The relationship between resilience and empowering leader behaviour of nurse managers in the mining health care centre

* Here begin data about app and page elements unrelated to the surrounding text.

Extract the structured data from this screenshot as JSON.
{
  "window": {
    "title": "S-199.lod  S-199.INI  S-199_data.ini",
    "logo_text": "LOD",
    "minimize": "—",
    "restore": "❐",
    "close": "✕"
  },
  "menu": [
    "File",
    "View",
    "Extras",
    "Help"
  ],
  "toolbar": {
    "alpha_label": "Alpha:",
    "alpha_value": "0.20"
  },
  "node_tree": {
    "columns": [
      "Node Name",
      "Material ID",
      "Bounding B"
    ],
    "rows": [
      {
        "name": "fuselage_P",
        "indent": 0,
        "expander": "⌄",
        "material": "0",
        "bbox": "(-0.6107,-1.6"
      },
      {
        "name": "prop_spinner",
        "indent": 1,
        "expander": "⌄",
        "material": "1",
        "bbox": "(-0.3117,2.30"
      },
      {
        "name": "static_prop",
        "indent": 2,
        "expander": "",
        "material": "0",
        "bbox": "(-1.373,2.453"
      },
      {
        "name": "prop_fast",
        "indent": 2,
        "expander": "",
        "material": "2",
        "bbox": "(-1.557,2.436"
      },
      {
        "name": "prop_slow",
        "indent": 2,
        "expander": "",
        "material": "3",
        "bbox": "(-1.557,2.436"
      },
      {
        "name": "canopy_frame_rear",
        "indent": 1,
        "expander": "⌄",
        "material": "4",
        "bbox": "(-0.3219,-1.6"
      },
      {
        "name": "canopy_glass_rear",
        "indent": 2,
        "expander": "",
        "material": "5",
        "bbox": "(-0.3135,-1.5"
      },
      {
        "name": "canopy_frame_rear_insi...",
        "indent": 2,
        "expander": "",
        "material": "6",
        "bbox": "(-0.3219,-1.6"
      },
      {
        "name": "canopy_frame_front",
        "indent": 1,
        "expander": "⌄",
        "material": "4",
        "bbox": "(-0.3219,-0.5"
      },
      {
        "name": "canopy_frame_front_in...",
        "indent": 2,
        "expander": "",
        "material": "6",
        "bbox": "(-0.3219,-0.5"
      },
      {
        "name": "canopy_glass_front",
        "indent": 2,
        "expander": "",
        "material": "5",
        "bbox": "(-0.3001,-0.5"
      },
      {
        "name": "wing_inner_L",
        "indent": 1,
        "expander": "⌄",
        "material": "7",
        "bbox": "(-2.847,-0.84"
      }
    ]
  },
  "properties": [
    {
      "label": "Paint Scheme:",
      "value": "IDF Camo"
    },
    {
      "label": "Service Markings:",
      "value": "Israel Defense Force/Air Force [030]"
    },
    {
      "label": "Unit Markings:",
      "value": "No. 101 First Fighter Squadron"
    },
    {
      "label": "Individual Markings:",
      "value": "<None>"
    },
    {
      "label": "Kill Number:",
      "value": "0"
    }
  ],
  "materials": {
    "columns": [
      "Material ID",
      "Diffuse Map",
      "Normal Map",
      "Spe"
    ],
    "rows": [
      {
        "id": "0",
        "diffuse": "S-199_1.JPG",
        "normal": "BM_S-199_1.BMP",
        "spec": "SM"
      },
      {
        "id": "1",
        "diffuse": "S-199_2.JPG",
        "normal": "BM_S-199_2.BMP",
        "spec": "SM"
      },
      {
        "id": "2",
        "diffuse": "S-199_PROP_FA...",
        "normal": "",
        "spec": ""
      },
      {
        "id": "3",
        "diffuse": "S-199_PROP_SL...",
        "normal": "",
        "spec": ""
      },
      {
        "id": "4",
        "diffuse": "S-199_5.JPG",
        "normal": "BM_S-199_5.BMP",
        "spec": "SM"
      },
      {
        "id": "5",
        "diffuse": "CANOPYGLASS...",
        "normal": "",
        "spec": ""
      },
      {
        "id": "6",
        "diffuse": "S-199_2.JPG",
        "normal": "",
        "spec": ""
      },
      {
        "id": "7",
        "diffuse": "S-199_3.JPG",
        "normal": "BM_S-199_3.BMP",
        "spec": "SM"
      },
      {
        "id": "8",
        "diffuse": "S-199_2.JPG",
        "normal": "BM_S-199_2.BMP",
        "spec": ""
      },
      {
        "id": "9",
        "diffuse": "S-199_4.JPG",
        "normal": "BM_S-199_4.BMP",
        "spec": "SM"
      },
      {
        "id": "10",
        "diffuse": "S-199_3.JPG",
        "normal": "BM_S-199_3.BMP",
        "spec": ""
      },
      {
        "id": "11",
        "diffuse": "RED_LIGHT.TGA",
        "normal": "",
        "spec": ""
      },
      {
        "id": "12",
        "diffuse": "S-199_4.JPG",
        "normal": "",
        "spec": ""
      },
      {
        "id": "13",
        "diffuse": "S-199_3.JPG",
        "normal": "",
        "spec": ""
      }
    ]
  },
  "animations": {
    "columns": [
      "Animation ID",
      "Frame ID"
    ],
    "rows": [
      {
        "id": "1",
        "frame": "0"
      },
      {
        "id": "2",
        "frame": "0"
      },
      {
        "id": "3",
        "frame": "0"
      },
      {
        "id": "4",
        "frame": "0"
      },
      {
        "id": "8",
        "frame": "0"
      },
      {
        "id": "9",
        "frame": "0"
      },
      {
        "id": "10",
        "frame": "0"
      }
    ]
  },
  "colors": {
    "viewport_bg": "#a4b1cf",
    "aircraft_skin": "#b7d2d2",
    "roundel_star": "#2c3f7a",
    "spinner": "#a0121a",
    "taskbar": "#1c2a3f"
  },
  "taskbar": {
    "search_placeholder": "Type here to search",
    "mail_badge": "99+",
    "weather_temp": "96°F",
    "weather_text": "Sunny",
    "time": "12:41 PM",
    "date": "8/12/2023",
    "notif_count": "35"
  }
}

The mining healthcare sector is faced with many challenges, including high levels of occupational injury and illness, high levels of non-occupational diseases (e.g. HIV/AIDS, chronic diseases) and high staff turnover. Given the challenges in the mining healthcare sector, nurse managers have to create an environment that is optimal for the provision of nursing care by motivating, influencing and empowering nurses. It is therefore important for nurse managers to be resilient and to be able to display the leadership behaviour that empowers their subordinates. In light of limited research on resilience and empowering leader behaviour of nurse managers, specifically within the mining healthcare sector in South Africa, the aim of this study was to bridge this knowledge gap by investigating the relationship between resilience and empowering leader behaviour of nurse managers in the mining healthcare sector. This was done by determining the resilience of nurse managers, determining the empowering leader behaviour of nurse managers and investigating the relationship between resilience and empowering leader behaviour of nurse managers in the mining healthcare sector. The study employed a quantitative, explorative, descriptive design to achieve the objectives of the study. The research population consisted of 31 nurse managers, 101 professional nurses, 79 enrolled nurses and 79 enrolled nursing auxiliaries: An all-inclusive sampling method was used to select the representative sample. Two questionnaires were used as data collection methods. The Resilience Scale questionnaire developed by Wagnild and Young (1990) was used to investigate the resilience of nurse managers in the mining healthcare sector. This questionnaire was completed by nurse managers. The Empowering Leadership Questionnaire (ELQ) developed by Arnold et al. (2000) was used to measure empowering leader behaviour. The ELQ was completed by the nurses who are being supervised by a particular nurse manager. The results indicated that respondents had on average a moderate level of resilience. Eight nurse managers (8) had a low level of resilience, nineteen (19) had a moderate level of resilience, and four (4) had a high level. The results further showed that nurse managers are leading by example. They are coaching nurses and they involve nurses‟ input in decision making, the results further indicated that nurse iv managers showed concern for the well-being of the nurses in their team. It can thus be concluded that the nurse managers in this research displayed empowering leader behaviour There was no statistically or practically significant relationship between resilience and empowering leader behaviour, but there was a tendency for the respondents who have a high resilience to also have high leadership empowering behaviour. Recommendations for nursing practice include strengthening the resilience of nurse managers through workshops and reflection practices, debriefing and performance feedback sessions. The other recommendation was that the mining healthcare sector should foster empowerment strategies and these strategies should be taught to nurse managers. Recommendations for nursing education and further research were also formulated.
- Health Sciences